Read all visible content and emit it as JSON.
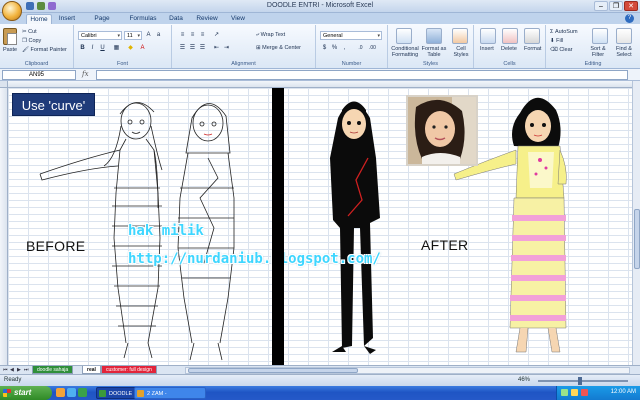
{
  "window": {
    "title": "DOODLE ENTRI - Microsoft Excel",
    "controls": [
      "–",
      "❐",
      "✕"
    ]
  },
  "ribbon": {
    "tabs": [
      "Home",
      "Insert",
      "Page Layout",
      "Formulas",
      "Data",
      "Review",
      "View"
    ],
    "active_tab": "Home",
    "clipboard": {
      "paste": "Paste",
      "cut": "Cut",
      "copy": "Copy",
      "format_painter": "Format Painter",
      "label": "Clipboard"
    },
    "font": {
      "name": "Calibri",
      "size": "11",
      "label": "Font"
    },
    "alignment": {
      "wrap": "Wrap Text",
      "merge": "Merge & Center",
      "label": "Alignment"
    },
    "number": {
      "format": "General",
      "label": "Number"
    },
    "styles": {
      "cond": "Conditional Formatting",
      "table": "Format as Table",
      "cell": "Cell Styles",
      "label": "Styles"
    },
    "cells": {
      "insert": "Insert",
      "delete": "Delete",
      "format": "Format",
      "label": "Cells"
    },
    "editing": {
      "autosum": "AutoSum",
      "fill": "Fill",
      "clear": "Clear",
      "sort": "Sort & Filter",
      "find": "Find & Select",
      "label": "Editing"
    }
  },
  "formula_bar": {
    "name_box": "AN95",
    "fx": "fx",
    "value": ""
  },
  "sheet": {
    "use_curve": "Use 'curve'",
    "before": "BEFORE",
    "after": "AFTER",
    "watermark_line1": "hak milik",
    "watermark_line2": "http://nurdaniub.blogspot.com/"
  },
  "sheet_tabs": [
    "doodle sahaja",
    "real",
    "customer: full design"
  ],
  "status": {
    "ready": "Ready",
    "zoom": "46%"
  },
  "taskbar": {
    "start": "start",
    "tasks": [
      "DOODLE ENTRI",
      "2 ZAM -"
    ],
    "clock": "12:00 AM"
  },
  "colors": {
    "use_curve_bg": "#1f3b7a",
    "watermark": "#3ed6ff",
    "dress_yellow": "#f6f08a",
    "skirt_pink": "#f2a1d8",
    "taskbar_blue": "#2559c8"
  }
}
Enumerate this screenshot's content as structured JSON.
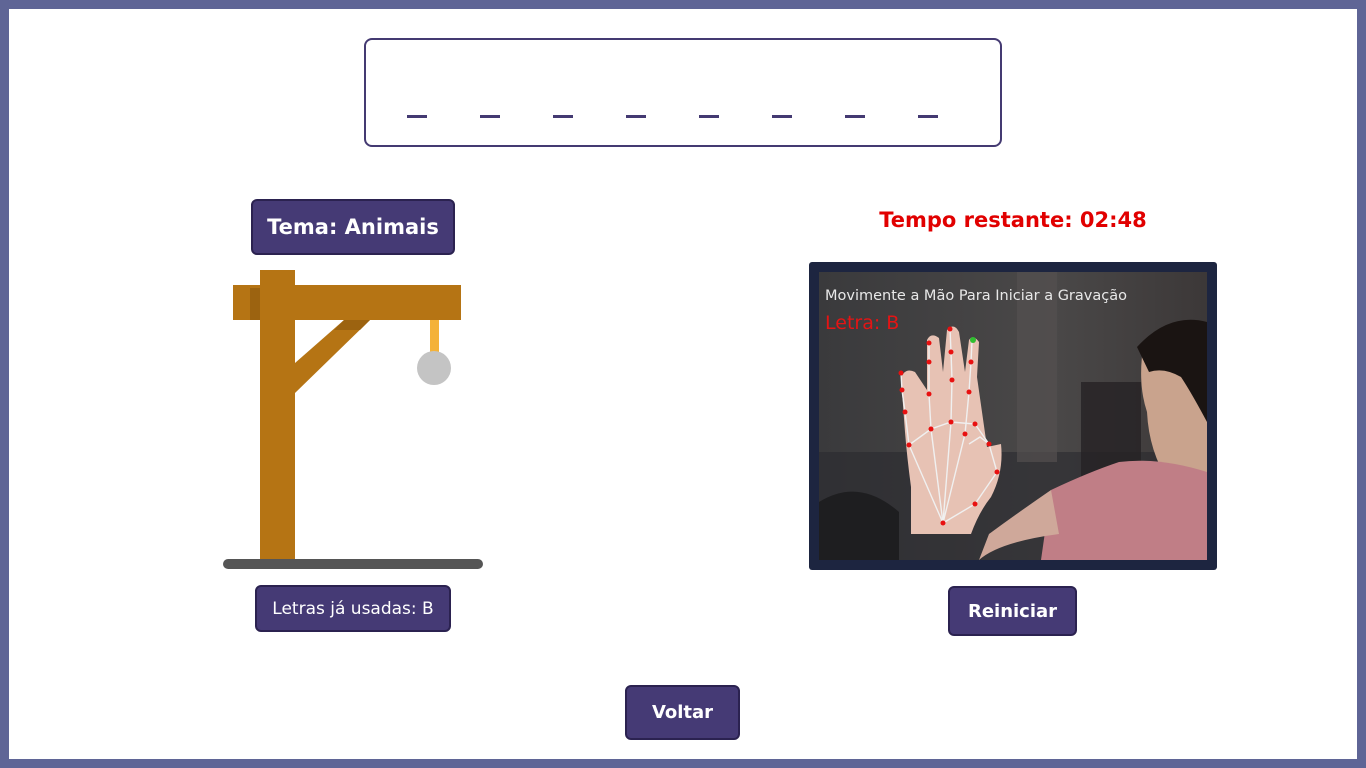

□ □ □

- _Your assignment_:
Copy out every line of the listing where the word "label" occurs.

- _Answer below_:
      "label": "Clipboard"
      "label": "Font"
      "label": "Alignment"
      "label": "Number"
      "label": "Styles"
      "label": "Cells"
      "label": "Editing"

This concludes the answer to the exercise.